Most grow to between two and five feet although Phormium Tenax can grow to about 10 feet. They are available in a number of different colours and can be used in place of grasses in a mixed border. They do well in wet heavy boggy ground and accordingly thrive in my garden.
I have had to take the garden shears to some of them to curb their enthusiasm. For best results I leave this kind of job for when I am in a bad mood. It’s surprisingly therapeutic.
For instant gratification, plant a small one in the centre of a good sized pot surrounded by cyclamen with some trailing ivy and place directly outside your front door. When the time comes to replant the pot with summer plants the phormium can be planted into the ground at the back of a wide border. Do give it plenty of room and it will produce flowers in time. These can look amazing later on in a tall narrow urn inside the house. The leaves from phormiums are useful for winter flower arrangements too.

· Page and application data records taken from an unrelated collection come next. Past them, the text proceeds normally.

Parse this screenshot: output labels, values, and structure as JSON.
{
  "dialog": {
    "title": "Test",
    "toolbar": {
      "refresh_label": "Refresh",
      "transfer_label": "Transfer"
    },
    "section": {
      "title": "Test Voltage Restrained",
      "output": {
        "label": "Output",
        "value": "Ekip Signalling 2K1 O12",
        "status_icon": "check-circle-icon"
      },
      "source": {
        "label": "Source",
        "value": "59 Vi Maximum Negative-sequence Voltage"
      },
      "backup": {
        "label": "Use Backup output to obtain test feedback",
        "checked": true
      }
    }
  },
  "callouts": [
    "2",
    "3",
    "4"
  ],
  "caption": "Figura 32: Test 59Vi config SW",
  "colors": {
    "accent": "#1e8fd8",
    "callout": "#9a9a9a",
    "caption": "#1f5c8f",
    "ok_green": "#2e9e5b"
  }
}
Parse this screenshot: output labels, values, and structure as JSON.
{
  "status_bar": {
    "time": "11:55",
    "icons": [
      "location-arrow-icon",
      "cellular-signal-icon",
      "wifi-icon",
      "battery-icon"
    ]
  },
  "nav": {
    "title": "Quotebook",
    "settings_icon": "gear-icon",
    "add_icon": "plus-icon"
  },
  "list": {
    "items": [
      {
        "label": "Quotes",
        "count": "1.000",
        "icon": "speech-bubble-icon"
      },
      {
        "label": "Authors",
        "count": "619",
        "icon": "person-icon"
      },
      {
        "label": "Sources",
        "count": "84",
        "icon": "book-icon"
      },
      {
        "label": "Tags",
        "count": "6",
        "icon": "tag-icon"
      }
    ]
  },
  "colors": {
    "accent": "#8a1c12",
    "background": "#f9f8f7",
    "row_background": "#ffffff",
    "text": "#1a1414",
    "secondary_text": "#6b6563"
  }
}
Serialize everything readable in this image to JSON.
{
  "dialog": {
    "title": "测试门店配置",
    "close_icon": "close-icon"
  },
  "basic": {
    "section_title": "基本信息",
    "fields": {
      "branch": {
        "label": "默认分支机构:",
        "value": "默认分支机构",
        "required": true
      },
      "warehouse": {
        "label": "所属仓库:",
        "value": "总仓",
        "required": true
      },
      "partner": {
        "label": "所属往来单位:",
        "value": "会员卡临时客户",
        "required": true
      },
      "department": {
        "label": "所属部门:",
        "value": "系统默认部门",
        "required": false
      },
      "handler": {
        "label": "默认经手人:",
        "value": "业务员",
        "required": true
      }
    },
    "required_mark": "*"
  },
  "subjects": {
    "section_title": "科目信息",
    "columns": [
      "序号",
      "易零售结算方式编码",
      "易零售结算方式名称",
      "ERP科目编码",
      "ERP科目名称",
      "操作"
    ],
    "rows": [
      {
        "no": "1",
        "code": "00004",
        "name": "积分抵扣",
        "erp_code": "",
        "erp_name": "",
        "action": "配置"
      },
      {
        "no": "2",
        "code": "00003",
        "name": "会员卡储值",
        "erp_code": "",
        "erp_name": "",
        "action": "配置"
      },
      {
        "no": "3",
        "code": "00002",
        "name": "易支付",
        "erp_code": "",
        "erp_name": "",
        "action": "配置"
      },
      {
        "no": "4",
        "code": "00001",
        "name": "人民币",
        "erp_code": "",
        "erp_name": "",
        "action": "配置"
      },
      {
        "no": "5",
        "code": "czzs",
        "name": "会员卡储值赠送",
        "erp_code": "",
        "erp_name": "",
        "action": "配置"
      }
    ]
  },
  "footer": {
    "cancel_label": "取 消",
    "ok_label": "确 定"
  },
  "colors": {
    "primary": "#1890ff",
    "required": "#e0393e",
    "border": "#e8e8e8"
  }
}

Nerine Bowdenii (pictured) is a fabulous autumn flower and will brighten up your garden in the dullest of days. Plant the bulbs in spring leaving their necks slightly above ground. They do not like being moved so plant in a permanent spot if at all possible.
Give them plenty of fish meal and bone and place in a warm sunny spot. Enjoy their foliage during the summer and wait. They will flower at the end of the season from September to November, just when every other flower is about to give up. They will keep going for about two weeks when cut for indoor decoration also. Although the flowers look more like lilies, nerines are in fact a member of the amaryllis family just as snowdrops and daffodils are too!
Muscari armeniacum also known as grape hyacinth should be planted now for flowers in April and May. Muscari are great value as they come back year after year and naturalise really well at the front of a border. Looking equally beautiful in a container with tulips or dwarf daffodils, their reliability and beauty makes them a must for every spring. I saw a slide of Dermot O’Neill’s garden at Clondeglass at the recent seminar at Fota showing a pathway leading up to a doorway lined with purple muscari. I spent a good few hours on Saturday trying to copy him.
The ground is really softening up these days with all the rain we have been getting so there is no excuse for not digging like crazy to plant as many bulbs as possible. There has never been so much competition among retailers so shop around for the best bargains in your bulb buying and get down and dirty, you will be so happy next spring!